While placing my physical body into a position of weakness, vulnerable to the thoughts of any passerby, I willingly took away almost all of the "power" I have worked diligently and unknowingly to earn in my 40 years. I opened myself up for vast interpretation and judgment. No penis, therefore no male power (though perhaps a male doing this job alone might appear even more shameful in our patriarchal society). No intellectual or professional capital is obvious while carrying such a paper-boy bag. No reasonable, educated middle-aged white person would work for a looney an hour. The only power I had left was my whiteness. Imagine the fear or disgust that might have accompanied Mansion Woman's disdain if I was black... or Latina... I would have then confirmed her likely suspicions... (Oh! I know. No one is racist anymore. Right. Except for the fact that no one is racist out loud, most of the time, in public. But most people are racist in every other way. Our society was founded on and organized by White supremacy and continues to be so, I am increasingly convinced of this in my studies). The assumptions about my ignorance and my laziness and my primitive ways of being that were seemingly coming from each person I passed (and that were then confirmed in The Mansion Woman's face and words) disturbed me greatly.

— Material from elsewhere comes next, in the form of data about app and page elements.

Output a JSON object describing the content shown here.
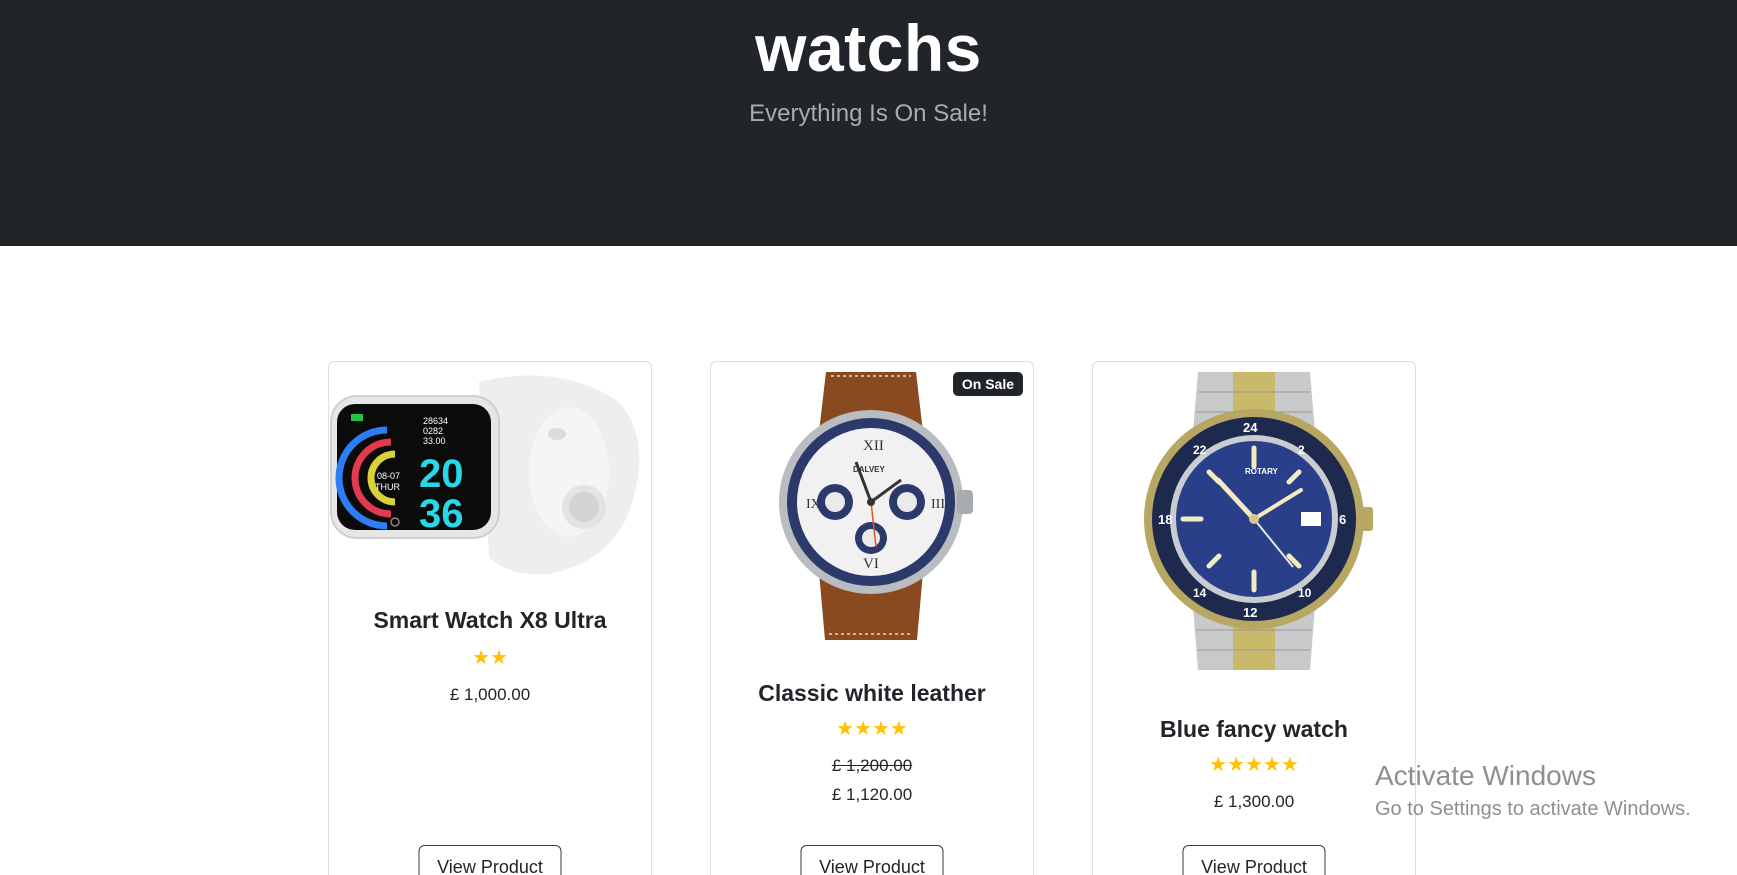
{
  "header": {
    "title": "watchs",
    "subtitle": "Everything Is On Sale!"
  },
  "products": [
    {
      "name": "Smart Watch X8 Ultra",
      "rating": 2,
      "rating_stars": "★★",
      "price": "£ 1,000.00",
      "image": "smart-watch-image",
      "button": "View Product"
    },
    {
      "name": "Classic white leather",
      "rating": 4,
      "rating_stars": "★★★★",
      "badge": "On Sale",
      "old_price": "£ 1,200.00",
      "price": "£ 1,120.00",
      "image": "leather-chronograph-image",
      "button": "View Product"
    },
    {
      "name": "Blue fancy watch",
      "rating": 5,
      "rating_stars": "★★★★★",
      "price": "£ 1,300.00",
      "image": "rotary-gmt-image",
      "button": "View Product"
    }
  ],
  "os_watermark": {
    "line1": "Activate Windows",
    "line2": "Go to Settings to activate Windows."
  },
  "colors": {
    "header_bg": "#212529",
    "star": "#ffc107",
    "badge_bg": "#212529"
  }
}
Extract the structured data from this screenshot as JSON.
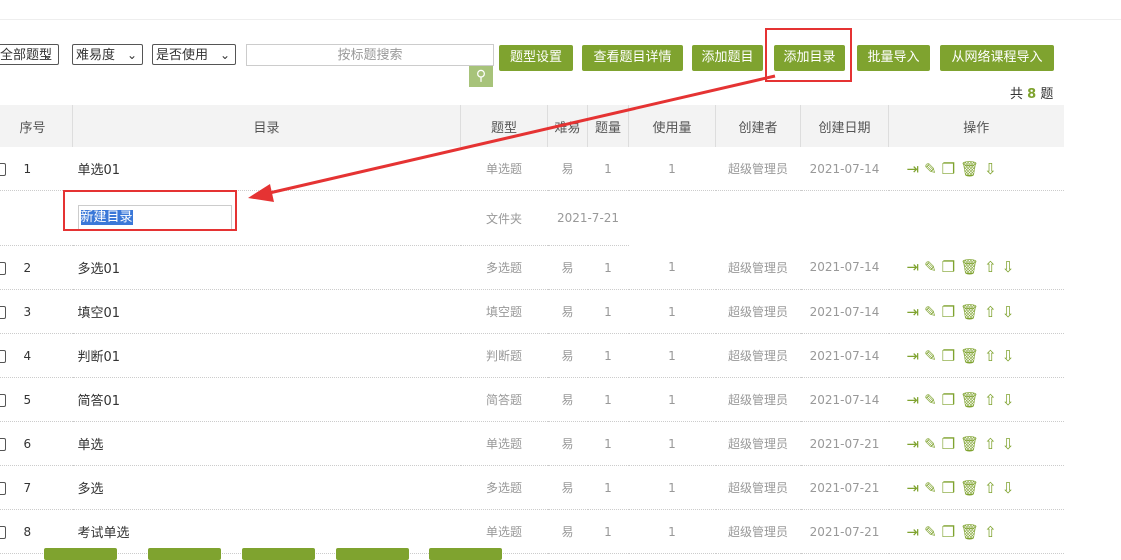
{
  "filters": {
    "type": "全部题型",
    "difficulty": "难易度",
    "used": "是否使用",
    "search_placeholder": "按标题搜索"
  },
  "toolbar": [
    "题型设置",
    "查看题目详情",
    "添加题目",
    "添加目录",
    "批量导入",
    "从网络课程导入"
  ],
  "total": {
    "prefix": "共",
    "count": "8",
    "suffix": "题"
  },
  "columns": [
    "序号",
    "目录",
    "题型",
    "难易",
    "题量",
    "使用量",
    "创建者",
    "创建日期",
    "操作"
  ],
  "rows": [
    {
      "seq": "1",
      "name": "单选01",
      "type": "单选题",
      "diff": "易",
      "count": "1",
      "used": "1",
      "creator": "超级管理员",
      "date": "2021-07-14",
      "ops": "⇥✎❐🗑⇩"
    },
    {
      "folder": true,
      "name": "新建目录",
      "type": "文件夹",
      "date": "2021-7-21"
    },
    {
      "seq": "2",
      "name": "多选01",
      "type": "多选题",
      "diff": "易",
      "count": "1",
      "used": "1",
      "creator": "超级管理员",
      "date": "2021-07-14",
      "ops": "⇥✎❐🗑⇧⇩"
    },
    {
      "seq": "3",
      "name": "填空01",
      "type": "填空题",
      "diff": "易",
      "count": "1",
      "used": "1",
      "creator": "超级管理员",
      "date": "2021-07-14",
      "ops": "⇥✎❐🗑⇧⇩"
    },
    {
      "seq": "4",
      "name": "判断01",
      "type": "判断题",
      "diff": "易",
      "count": "1",
      "used": "1",
      "creator": "超级管理员",
      "date": "2021-07-14",
      "ops": "⇥✎❐🗑⇧⇩"
    },
    {
      "seq": "5",
      "name": "简答01",
      "type": "简答题",
      "diff": "易",
      "count": "1",
      "used": "1",
      "creator": "超级管理员",
      "date": "2021-07-14",
      "ops": "⇥✎❐🗑⇧⇩"
    },
    {
      "seq": "6",
      "name": "单选",
      "type": "单选题",
      "diff": "易",
      "count": "1",
      "used": "1",
      "creator": "超级管理员",
      "date": "2021-07-21",
      "ops": "⇥✎❐🗑⇧⇩"
    },
    {
      "seq": "7",
      "name": "多选",
      "type": "多选题",
      "diff": "易",
      "count": "1",
      "used": "1",
      "creator": "超级管理员",
      "date": "2021-07-21",
      "ops": "⇥✎❐🗑⇧⇩"
    },
    {
      "seq": "8",
      "name": "考试单选",
      "type": "单选题",
      "diff": "易",
      "count": "1",
      "used": "1",
      "creator": "超级管理员",
      "date": "2021-07-21",
      "ops": "⇥✎❐🗑⇧"
    }
  ],
  "colors": {
    "accent": "#7fa32f",
    "highlight": "#e53333"
  }
}
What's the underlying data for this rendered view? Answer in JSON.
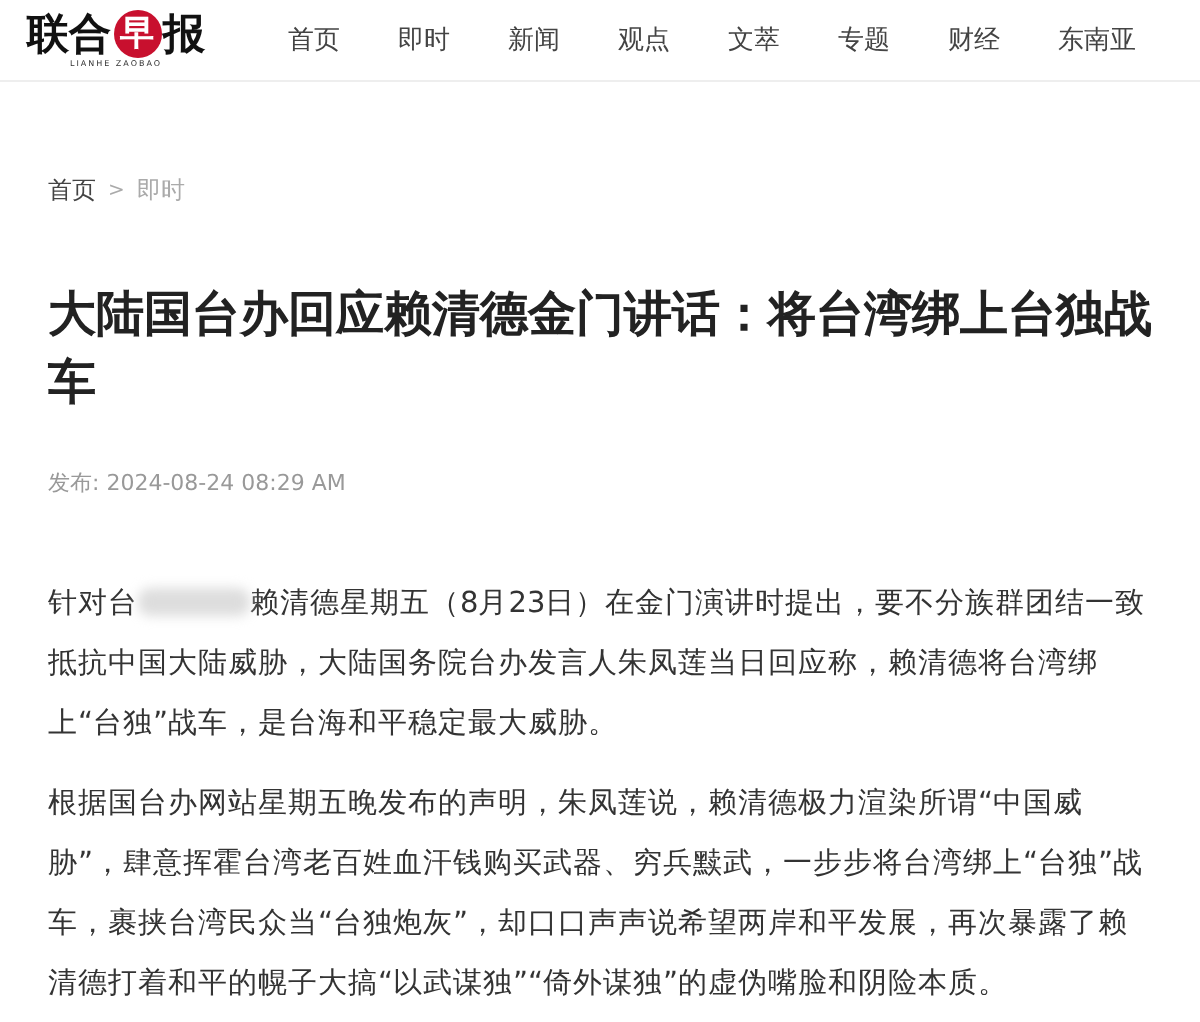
{
  "logo": {
    "chars": [
      "联",
      "合",
      "早",
      "报"
    ],
    "subtitle": "LIANHE ZAOBAO"
  },
  "nav": [
    {
      "label": "首页"
    },
    {
      "label": "即时"
    },
    {
      "label": "新闻"
    },
    {
      "label": "观点"
    },
    {
      "label": "文萃"
    },
    {
      "label": "专题"
    },
    {
      "label": "财经"
    },
    {
      "label": "东南亚"
    }
  ],
  "breadcrumb": [
    {
      "label": "首页",
      "current": false
    },
    {
      "label": "即时",
      "current": true
    }
  ],
  "breadcrumb_separator": ">",
  "title": "大陆国台办回应赖清德金门讲话：将台湾绑上台独战车",
  "published": "发布: 2024-08-24 08:29 AM",
  "paragraphs": [
    {
      "before_blur": "针对台",
      "after_blur": "赖清德星期五（8月23日）在金门演讲时提出，要不分族群团结一致抵抗中国大陆威胁，大陆国务院台办发言人朱凤莲当日回应称，赖清德将台湾绑上“台独”战车，是台海和平稳定最大威胁。"
    },
    {
      "text": "根据国台办网站星期五晚发布的声明，朱凤莲说，赖清德极力渲染所谓“中国威胁”，肆意挥霍台湾老百姓血汗钱购买武器、穷兵黩武，一步步将台湾绑上“台独”战车，裹挟台湾民众当“台独炮灰”，却口口声声说希望两岸和平发展，再次暴露了赖清德打着和平的幌子大搞“以武谋独”“倚外谋独”的虚伪嘴脸和阴险本质。"
    }
  ]
}
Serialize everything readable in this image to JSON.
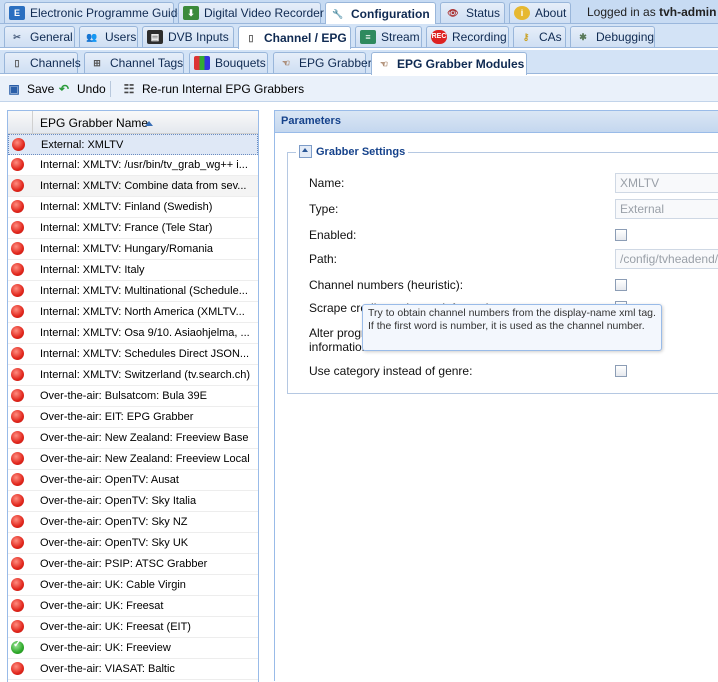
{
  "top_tabs": [
    {
      "label": "Electronic Programme Guide",
      "icon": "epg-icon"
    },
    {
      "label": "Digital Video Recorder",
      "icon": "dvr-icon"
    },
    {
      "label": "Configuration",
      "icon": "wrench-icon"
    },
    {
      "label": "Status",
      "icon": "eye-icon"
    },
    {
      "label": "About",
      "icon": "info-icon"
    }
  ],
  "login": {
    "prefix": "Logged in as",
    "user": "tvh-admin"
  },
  "config_tabs": [
    {
      "label": "General",
      "icon": "tools-icon"
    },
    {
      "label": "Users",
      "icon": "users-icon"
    },
    {
      "label": "DVB Inputs",
      "icon": "dvb-icon"
    },
    {
      "label": "Channel / EPG",
      "icon": "channel-icon"
    },
    {
      "label": "Stream",
      "icon": "stream-icon"
    },
    {
      "label": "Recording",
      "icon": "rec-icon"
    },
    {
      "label": "CAs",
      "icon": "key-icon"
    },
    {
      "label": "Debugging",
      "icon": "bug-icon"
    }
  ],
  "sub_tabs": [
    {
      "label": "Channels",
      "icon": "phone-icon"
    },
    {
      "label": "Channel Tags",
      "icon": "tags-icon"
    },
    {
      "label": "Bouquets",
      "icon": "bouquet-icon"
    },
    {
      "label": "EPG Grabber",
      "icon": "hand-icon"
    },
    {
      "label": "EPG Grabber Modules",
      "icon": "hand-icon"
    }
  ],
  "toolbar": {
    "save": "Save",
    "undo": "Undo",
    "rerun": "Re-run Internal EPG Grabbers"
  },
  "grid": {
    "column": "EPG Grabber Name",
    "rows": [
      {
        "name": "External: XMLTV",
        "enabled": false
      },
      {
        "name": "Internal: XMLTV: /usr/bin/tv_grab_wg++ i...",
        "enabled": false
      },
      {
        "name": "Internal: XMLTV: Combine data from sev...",
        "enabled": false
      },
      {
        "name": "Internal: XMLTV: Finland (Swedish)",
        "enabled": false
      },
      {
        "name": "Internal: XMLTV: France (Tele Star)",
        "enabled": false
      },
      {
        "name": "Internal: XMLTV: Hungary/Romania",
        "enabled": false
      },
      {
        "name": "Internal: XMLTV: Italy",
        "enabled": false
      },
      {
        "name": "Internal: XMLTV: Multinational (Schedule...",
        "enabled": false
      },
      {
        "name": "Internal: XMLTV: North America (XMLTV...",
        "enabled": false
      },
      {
        "name": "Internal: XMLTV: Osa 9/10. Asiaohjelma, ...",
        "enabled": false
      },
      {
        "name": "Internal: XMLTV: Schedules Direct JSON...",
        "enabled": false
      },
      {
        "name": "Internal: XMLTV: Switzerland (tv.search.ch)",
        "enabled": false
      },
      {
        "name": "Over-the-air: Bulsatcom: Bula 39E",
        "enabled": false
      },
      {
        "name": "Over-the-air: EIT: EPG Grabber",
        "enabled": false
      },
      {
        "name": "Over-the-air: New Zealand: Freeview Base",
        "enabled": false
      },
      {
        "name": "Over-the-air: New Zealand: Freeview Local",
        "enabled": false
      },
      {
        "name": "Over-the-air: OpenTV: Ausat",
        "enabled": false
      },
      {
        "name": "Over-the-air: OpenTV: Sky Italia",
        "enabled": false
      },
      {
        "name": "Over-the-air: OpenTV: Sky NZ",
        "enabled": false
      },
      {
        "name": "Over-the-air: OpenTV: Sky UK",
        "enabled": false
      },
      {
        "name": "Over-the-air: PSIP: ATSC Grabber",
        "enabled": false
      },
      {
        "name": "Over-the-air: UK: Cable Virgin",
        "enabled": false
      },
      {
        "name": "Over-the-air: UK: Freesat",
        "enabled": false
      },
      {
        "name": "Over-the-air: UK: Freesat (EIT)",
        "enabled": false
      },
      {
        "name": "Over-the-air: UK: Freeview",
        "enabled": true
      },
      {
        "name": "Over-the-air: VIASAT: Baltic",
        "enabled": false
      }
    ]
  },
  "params": {
    "title": "Parameters",
    "section": "Grabber Settings",
    "name_label": "Name:",
    "name_value": "XMLTV",
    "type_label": "Type:",
    "type_value": "External",
    "enabled_label": "Enabled:",
    "path_label": "Path:",
    "path_value": "/config/tvheadend/ep",
    "chnum_label": "Channel numbers (heuristic):",
    "scrape_label": "Scrape credits and extra information:",
    "alter_label1": "Alter program",
    "alter_label2": "information:",
    "category_label": "Use category instead of genre:"
  },
  "tooltip": "Try to obtain channel numbers from the display-name xml tag. If the first word is number, it is used as the channel number."
}
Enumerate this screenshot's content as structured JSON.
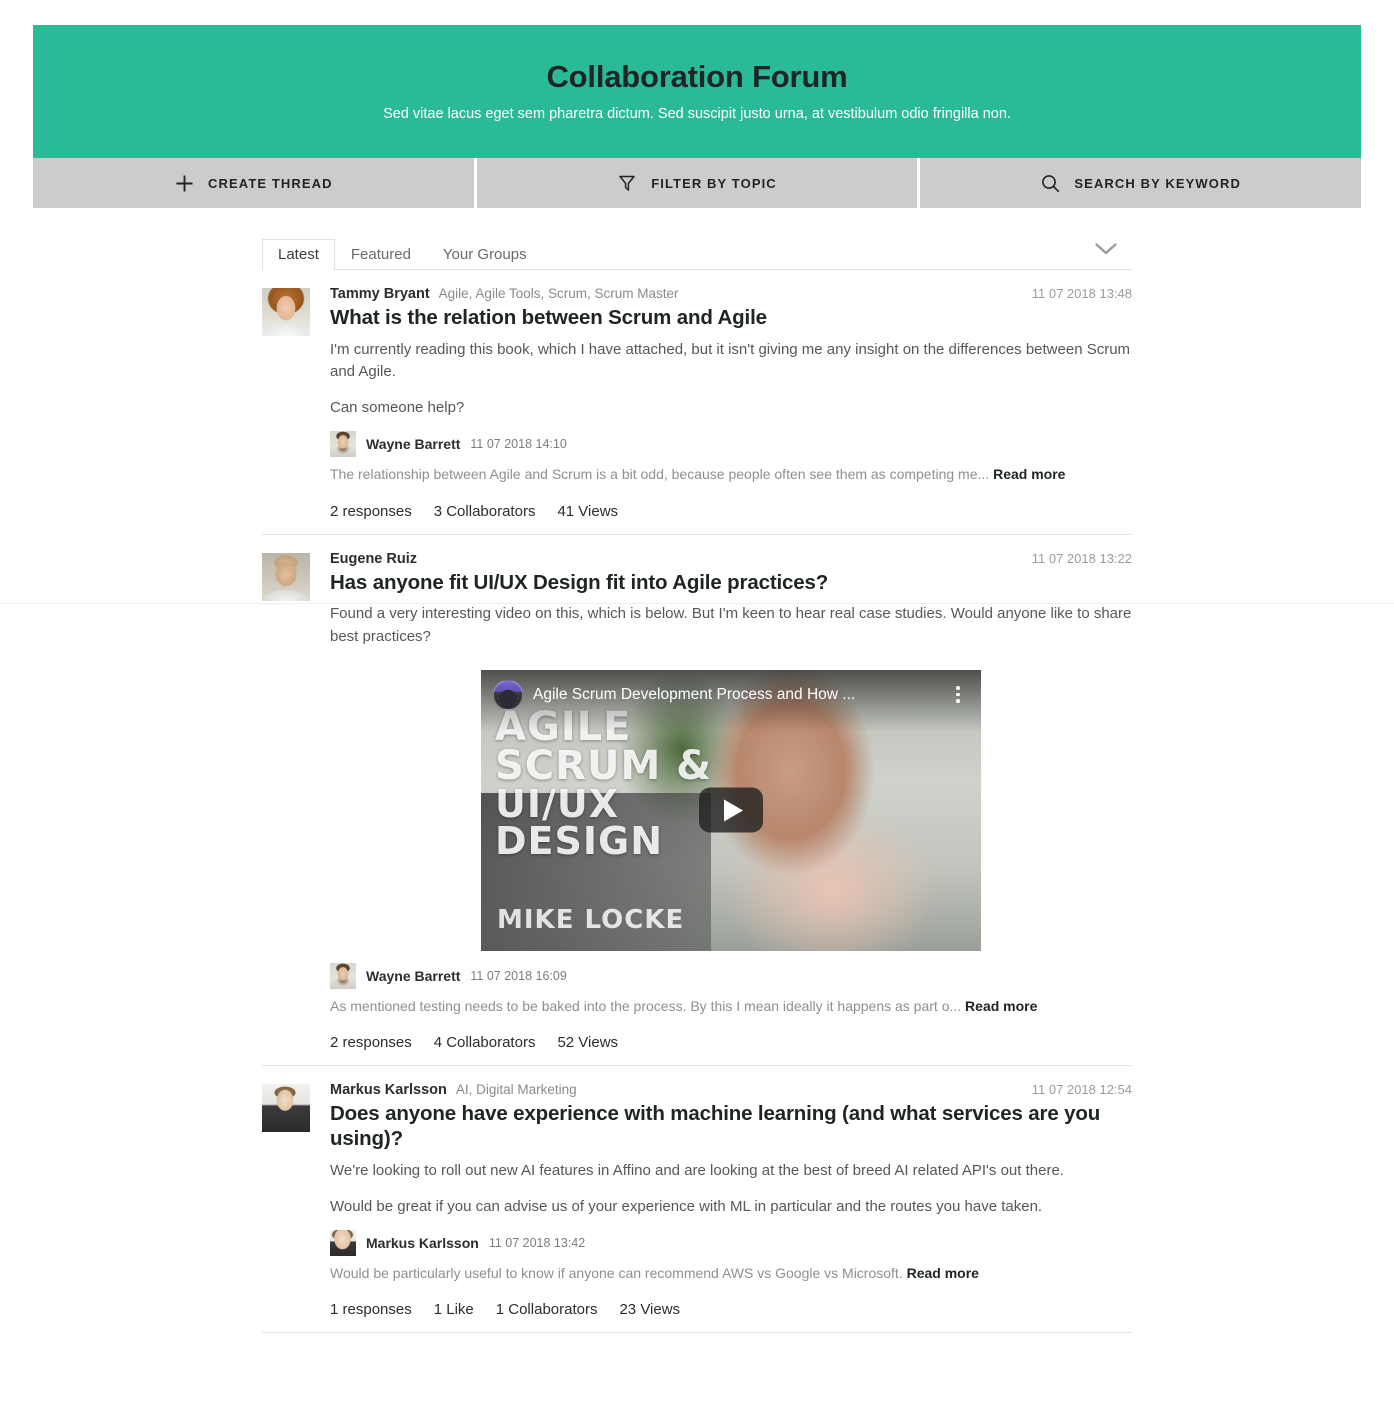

Clearly, my perceived elevation on this imagined ladder of power exposes my own disdain for those perceived to be on the lower rungs. I am ashamed of this. I hope, at least, that my admission and exposure can help my recovery.

I am fully aware that my writing about the issue here, also, could be construed as me re-claiming or re-asserting my power or privilege, or as an appeal for some sort of dignified badge of heroics or honour. No. That is not why I write.

I write, rather, because this curious incident, this unintentional experiment in powerlessness, gave me something I want to try to capture in words. It had been quite some time since I had placed myself in a position like this. Moving to a new country and trying to establish some kind of a respectable identity has led me to be quite wary of appearing so vulnerable. I want desperately to earn the respect of the natives here, and I've never quite believed that vulnerability leads to respect, even though I know that it does.

I can't help but be reminded of the irony of Jesus in all this. Turning everything upside down like he did. Having nothing. Being completely exposed, vulnerable, open to disdain. And then receiving it, enduring it, and suffering greatly for it. All while being pretty honest, by most accounts, and not mincing words about it either.

And I, for 15 minutes, freak out about walking around my block exposed to judgment, and still pretend to follow Jesus and his ways. Here's my honesty: I am absolutely nothing like Jesus... and yet, if asked, I will profess to following him. I am trying to understand how I can admire him and his ways and express a desire to be like him, and yet fight against it with every fabric of my being, living, and acting. What kind of witness is my life to the freedom and love that Jesus offers if by all measurable ways, I resent his model? For what is love if it is not vulnerability and sacrifice? And what is freedom if it is not a place without labels and judgment and fear? I do not know.

I do not know. And I think that that's okay. I'm getting a little sweaty wrestling with it though, and I think that's okay too. Not knowing. No certainty. No answers.

Delivery to the unknown...